When: Noon to 7 p.m. Aug. 25
Where: Arts United Center, 303 W. Main St., and surrounding areas
Cost: Free
Courtesy photo
Fort Wayne Youtheatre will be among the many local performers at Taste of the Arts on Aug. 25 at Arts United Center.

Art lovers to get canvas for creativity at fest

– from potters to painters to stick-figure enthusiasts – are invited to participate in a citywide visual art project next weekend, during a daylong celebration of art and culture.

The “From White to Bright Community Art Installation,” sponsored by Artlink, will make its first appearance Aug. 25 during Taste of the Arts, an art and food festival featuring nearly 70 performances by dancers, actors and musicians, culinary samples from 30 local restaurants, and a chance to interact with dozens of local arts groups.

“This is such a great way to become a part of the culture of our city,” says Tena Woenker, marketing and events director for the Downtown Improvement District. “The festival itself really gives you a sense of how creative Fort Wayne is. And ‘White to Bright’ is a way to not only enjoy the art at the festival, but to actually be a part of it.”

Similar to Japanese artist Yayoi Kusama’s “Obliteration Room,” the “White to Bright” project features an all-white living room that will eventually – with the help of Taste of the Arts festival-goers – become completely covered in brightly colored stickers.

“The end result makes the room look like it has been paint-splattered,” Artlink Executive Director Deb Washler says. “I’m hoping people will stop back throughout the day of the festival to see how it changes.”

The “room” was constructed using cardboard walls, surrounding an 8-foot-by-8-foot cardboard floor. In addition to a smattering of furniture placed in the room, homey touches such as a magazine rack, lamps, a television and hanging wall art were also installed, Washler says.

“Any weird thing we could find at the Salvation Army, we pretty much snagged and painted it white,” she says. “We even bought an ugly oil painting for about 50 cents and painted it white too.”

For 50 cents, participants will be given a sheet of stickers and invited to place them anywhere in the room, including the floor, the furniture and walls.

“We’re hoping for some creative use of stickers,” Washler says. “Kids are usually the best at this sort of thing, so we’re expecting quite a lot of young participants.”

After Taste of the Arts, “From White to Bright” will be displayed at the Fort Wayne Regional Maker Faire in October, where another layer of stickers will be added.

In December, the room will be displayed at Artlink. All “official participants” (those who signed the “White to Bright” book) will be formally invited to the opening reception for the exhibit.

In the past, installation art – three-dimensional artwork that transforms the viewer’s perception of a particular space – has received mixed reviews in Fort Wayne, Washler says.

In the past, when Artlink has devoted exhibits to installation work, the response from the community has been one of bafflement, Washler says.

Allowing the community to participate in creating the “White to Bright” installation might change that, she says.
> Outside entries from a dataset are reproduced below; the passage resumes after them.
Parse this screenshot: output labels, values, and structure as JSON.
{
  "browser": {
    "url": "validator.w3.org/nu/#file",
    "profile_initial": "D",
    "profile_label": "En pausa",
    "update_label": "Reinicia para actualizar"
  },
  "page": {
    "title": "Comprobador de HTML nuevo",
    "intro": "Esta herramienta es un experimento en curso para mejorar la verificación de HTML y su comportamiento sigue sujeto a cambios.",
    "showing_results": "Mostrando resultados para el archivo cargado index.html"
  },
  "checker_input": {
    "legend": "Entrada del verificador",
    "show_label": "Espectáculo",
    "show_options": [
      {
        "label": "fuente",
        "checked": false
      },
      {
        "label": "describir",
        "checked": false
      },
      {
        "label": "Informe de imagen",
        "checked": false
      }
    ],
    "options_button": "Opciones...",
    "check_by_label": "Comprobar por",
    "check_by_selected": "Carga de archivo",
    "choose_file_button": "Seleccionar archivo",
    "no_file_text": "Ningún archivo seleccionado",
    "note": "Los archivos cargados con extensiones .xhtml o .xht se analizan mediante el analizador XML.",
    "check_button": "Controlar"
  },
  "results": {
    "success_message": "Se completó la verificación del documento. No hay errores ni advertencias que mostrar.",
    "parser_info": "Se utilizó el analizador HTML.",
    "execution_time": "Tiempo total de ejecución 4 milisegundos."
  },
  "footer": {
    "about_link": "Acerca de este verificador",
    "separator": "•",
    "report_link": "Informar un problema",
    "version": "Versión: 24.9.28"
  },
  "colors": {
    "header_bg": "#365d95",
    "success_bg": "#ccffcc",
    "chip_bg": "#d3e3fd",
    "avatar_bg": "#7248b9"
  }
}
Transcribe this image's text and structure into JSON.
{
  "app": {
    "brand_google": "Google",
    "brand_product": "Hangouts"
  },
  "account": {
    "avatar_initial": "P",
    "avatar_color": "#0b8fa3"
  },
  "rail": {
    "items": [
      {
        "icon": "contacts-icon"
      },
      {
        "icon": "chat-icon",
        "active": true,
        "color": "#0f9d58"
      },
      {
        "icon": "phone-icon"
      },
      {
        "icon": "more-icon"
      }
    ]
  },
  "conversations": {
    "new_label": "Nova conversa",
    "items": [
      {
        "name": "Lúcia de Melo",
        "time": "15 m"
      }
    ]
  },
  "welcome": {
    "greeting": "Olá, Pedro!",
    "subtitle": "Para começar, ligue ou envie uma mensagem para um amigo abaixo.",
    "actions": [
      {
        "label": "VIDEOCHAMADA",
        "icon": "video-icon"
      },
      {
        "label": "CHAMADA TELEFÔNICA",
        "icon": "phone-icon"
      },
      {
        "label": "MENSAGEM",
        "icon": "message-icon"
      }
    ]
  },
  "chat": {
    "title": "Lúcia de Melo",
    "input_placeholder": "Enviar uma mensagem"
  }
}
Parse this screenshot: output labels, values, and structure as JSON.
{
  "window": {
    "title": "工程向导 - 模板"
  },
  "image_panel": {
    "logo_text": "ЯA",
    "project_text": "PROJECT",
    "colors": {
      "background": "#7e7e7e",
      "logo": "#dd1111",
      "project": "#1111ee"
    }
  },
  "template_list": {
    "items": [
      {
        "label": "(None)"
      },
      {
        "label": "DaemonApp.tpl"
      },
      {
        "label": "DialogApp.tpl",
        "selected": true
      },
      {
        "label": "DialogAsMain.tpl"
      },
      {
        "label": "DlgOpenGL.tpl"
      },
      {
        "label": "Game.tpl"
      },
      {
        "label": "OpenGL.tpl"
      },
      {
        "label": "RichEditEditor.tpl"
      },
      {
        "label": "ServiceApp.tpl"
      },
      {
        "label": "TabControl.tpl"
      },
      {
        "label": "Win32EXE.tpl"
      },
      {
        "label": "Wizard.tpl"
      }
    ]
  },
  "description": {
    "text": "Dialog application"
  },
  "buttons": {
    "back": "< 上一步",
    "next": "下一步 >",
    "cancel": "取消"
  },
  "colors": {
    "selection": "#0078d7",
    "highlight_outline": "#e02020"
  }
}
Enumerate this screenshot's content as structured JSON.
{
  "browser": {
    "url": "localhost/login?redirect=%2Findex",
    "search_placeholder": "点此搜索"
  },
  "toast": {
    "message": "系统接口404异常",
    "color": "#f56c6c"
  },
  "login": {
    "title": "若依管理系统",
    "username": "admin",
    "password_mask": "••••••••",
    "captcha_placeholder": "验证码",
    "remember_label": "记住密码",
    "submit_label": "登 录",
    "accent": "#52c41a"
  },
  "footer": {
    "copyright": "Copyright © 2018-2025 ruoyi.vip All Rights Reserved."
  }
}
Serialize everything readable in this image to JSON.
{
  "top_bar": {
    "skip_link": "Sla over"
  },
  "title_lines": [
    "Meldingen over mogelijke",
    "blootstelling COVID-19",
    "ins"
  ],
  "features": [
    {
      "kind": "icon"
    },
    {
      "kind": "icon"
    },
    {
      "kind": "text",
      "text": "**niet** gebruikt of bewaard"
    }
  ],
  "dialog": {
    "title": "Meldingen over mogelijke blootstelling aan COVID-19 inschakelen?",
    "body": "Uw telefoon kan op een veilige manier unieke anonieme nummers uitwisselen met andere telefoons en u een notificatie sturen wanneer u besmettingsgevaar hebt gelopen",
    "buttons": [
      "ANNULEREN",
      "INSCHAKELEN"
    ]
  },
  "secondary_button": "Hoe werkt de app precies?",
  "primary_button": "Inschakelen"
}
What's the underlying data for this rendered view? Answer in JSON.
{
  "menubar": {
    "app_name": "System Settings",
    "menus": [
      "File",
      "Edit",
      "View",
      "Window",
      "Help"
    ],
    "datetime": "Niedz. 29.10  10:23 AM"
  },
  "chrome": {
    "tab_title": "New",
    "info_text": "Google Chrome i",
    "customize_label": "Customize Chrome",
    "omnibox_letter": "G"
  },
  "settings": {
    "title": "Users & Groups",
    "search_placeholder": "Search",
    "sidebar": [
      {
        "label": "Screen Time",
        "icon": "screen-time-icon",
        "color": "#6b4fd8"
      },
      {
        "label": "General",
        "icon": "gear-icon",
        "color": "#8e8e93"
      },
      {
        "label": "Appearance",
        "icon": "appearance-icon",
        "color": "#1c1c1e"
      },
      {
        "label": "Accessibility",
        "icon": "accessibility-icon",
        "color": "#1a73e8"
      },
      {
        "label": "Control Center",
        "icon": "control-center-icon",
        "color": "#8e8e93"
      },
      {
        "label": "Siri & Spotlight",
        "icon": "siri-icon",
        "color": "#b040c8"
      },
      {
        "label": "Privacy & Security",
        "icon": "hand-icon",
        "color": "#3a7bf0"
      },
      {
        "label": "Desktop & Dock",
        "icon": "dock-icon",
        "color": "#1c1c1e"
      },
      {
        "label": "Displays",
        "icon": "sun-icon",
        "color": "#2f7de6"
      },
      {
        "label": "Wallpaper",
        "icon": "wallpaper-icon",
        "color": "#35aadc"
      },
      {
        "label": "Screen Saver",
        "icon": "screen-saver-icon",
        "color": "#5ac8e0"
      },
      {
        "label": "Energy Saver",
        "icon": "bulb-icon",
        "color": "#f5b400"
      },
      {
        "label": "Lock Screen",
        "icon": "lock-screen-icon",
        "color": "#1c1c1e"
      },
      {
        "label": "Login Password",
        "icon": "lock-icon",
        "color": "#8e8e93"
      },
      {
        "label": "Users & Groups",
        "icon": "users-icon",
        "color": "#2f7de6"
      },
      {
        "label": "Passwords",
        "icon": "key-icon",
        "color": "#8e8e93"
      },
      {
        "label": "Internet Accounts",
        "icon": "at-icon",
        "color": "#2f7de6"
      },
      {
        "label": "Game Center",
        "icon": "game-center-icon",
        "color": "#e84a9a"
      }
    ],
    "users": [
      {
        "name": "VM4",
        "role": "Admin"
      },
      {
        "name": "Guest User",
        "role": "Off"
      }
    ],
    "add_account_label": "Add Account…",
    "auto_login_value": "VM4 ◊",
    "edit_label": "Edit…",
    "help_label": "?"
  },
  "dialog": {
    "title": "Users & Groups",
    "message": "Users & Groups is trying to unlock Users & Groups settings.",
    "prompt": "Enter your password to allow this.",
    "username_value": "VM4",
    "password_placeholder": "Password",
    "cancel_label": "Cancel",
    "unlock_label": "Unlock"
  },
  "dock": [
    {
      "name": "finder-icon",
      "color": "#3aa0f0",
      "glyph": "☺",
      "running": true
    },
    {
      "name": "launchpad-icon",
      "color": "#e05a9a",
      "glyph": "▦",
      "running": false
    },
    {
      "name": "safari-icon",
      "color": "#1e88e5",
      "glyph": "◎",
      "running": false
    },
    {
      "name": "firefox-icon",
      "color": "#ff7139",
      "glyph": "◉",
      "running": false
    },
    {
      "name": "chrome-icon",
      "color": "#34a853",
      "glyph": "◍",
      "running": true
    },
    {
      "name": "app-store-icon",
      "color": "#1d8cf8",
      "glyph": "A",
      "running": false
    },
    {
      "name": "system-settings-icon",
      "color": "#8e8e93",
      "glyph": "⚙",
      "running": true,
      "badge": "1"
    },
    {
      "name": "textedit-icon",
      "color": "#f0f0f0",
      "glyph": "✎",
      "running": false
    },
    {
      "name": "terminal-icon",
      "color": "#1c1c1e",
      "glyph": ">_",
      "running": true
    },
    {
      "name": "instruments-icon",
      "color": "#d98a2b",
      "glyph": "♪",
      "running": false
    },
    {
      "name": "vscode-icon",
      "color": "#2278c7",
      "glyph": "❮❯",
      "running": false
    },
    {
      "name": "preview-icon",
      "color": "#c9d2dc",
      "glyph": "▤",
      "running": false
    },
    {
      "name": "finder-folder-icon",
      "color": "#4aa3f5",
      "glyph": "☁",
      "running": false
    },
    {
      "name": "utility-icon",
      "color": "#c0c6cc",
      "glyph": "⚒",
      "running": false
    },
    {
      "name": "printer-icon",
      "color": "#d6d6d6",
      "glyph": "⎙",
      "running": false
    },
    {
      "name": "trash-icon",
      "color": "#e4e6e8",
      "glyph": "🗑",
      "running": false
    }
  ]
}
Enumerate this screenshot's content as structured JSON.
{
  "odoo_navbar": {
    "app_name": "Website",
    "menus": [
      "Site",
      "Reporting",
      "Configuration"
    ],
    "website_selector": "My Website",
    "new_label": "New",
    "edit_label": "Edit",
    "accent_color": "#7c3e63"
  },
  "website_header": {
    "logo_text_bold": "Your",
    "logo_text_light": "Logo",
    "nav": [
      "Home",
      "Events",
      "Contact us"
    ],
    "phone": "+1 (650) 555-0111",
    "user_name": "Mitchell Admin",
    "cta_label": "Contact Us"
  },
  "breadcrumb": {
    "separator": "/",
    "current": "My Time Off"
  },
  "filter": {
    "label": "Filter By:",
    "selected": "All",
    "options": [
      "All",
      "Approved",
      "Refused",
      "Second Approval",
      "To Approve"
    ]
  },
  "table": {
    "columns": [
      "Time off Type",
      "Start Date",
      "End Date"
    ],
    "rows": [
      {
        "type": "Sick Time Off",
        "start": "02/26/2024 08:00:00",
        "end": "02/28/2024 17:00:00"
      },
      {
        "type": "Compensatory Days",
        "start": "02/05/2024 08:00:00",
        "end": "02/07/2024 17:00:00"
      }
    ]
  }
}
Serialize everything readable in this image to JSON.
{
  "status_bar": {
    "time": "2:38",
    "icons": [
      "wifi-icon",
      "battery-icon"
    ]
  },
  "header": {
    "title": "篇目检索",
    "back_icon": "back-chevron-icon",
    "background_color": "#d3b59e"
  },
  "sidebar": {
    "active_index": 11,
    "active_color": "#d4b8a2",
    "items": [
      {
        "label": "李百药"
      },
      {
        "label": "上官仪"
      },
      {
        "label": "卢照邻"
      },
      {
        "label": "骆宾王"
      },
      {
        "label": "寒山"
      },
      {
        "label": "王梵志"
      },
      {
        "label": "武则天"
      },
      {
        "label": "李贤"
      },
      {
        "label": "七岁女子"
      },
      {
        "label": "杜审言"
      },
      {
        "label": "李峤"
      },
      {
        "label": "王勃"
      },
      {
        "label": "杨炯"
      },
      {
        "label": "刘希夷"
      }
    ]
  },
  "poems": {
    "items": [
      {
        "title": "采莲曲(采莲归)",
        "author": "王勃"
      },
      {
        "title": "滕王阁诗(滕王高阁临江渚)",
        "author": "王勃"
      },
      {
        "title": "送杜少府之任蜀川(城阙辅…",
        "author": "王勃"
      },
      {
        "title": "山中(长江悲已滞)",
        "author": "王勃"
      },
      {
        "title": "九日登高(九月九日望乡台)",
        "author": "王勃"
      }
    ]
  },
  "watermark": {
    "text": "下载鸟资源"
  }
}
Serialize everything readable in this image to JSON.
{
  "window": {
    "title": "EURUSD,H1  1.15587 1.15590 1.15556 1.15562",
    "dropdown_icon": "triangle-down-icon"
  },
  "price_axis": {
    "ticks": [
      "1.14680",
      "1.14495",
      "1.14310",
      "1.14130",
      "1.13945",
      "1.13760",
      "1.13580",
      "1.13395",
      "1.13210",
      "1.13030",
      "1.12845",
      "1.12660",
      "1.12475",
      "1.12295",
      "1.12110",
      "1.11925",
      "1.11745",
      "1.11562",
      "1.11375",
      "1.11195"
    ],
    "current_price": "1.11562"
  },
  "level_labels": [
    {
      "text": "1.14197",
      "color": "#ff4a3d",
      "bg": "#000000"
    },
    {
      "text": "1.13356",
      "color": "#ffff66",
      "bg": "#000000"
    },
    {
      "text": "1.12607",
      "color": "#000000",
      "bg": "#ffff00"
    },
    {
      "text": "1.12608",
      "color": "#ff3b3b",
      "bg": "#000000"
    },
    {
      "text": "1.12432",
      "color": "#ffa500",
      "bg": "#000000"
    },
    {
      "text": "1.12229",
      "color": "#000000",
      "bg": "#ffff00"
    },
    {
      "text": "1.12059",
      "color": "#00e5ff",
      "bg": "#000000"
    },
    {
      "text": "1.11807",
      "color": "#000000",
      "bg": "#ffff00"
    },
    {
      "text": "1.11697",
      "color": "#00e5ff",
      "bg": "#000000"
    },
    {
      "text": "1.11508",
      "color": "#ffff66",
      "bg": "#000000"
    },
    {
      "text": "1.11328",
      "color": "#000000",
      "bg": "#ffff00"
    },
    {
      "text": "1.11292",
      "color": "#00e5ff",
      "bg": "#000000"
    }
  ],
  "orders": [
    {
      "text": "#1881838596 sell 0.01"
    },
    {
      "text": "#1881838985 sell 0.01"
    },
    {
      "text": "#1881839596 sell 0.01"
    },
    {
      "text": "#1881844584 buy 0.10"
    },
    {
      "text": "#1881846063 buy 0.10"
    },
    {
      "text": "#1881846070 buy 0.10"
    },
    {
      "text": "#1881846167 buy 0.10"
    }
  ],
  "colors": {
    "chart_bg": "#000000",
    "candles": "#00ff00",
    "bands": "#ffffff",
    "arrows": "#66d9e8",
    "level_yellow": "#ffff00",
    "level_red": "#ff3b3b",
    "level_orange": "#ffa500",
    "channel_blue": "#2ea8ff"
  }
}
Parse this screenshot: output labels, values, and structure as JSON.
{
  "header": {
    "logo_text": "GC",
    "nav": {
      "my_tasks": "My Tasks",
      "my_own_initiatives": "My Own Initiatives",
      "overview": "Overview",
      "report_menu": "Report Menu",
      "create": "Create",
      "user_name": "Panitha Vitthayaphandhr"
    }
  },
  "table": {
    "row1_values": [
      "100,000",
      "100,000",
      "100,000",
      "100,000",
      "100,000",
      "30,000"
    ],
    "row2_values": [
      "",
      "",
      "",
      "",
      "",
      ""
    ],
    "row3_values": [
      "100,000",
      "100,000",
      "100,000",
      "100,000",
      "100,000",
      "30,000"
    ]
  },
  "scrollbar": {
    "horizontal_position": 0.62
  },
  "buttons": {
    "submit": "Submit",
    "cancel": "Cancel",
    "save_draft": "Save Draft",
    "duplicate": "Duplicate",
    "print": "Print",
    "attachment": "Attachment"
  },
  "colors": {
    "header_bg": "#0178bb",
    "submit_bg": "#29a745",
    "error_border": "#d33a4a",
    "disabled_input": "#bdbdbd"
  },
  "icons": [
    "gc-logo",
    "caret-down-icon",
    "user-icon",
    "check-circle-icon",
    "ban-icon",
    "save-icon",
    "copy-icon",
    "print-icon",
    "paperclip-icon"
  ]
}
“It’s good for the community to be exposed to installation art because it’s not something you see regularly in Fort Wayne,” she says. “The more you’re exposed to it, the more you take away from it and just enjoy it – enjoy the process of creating it, interacting with it. Just enjoy the weirdness of it.”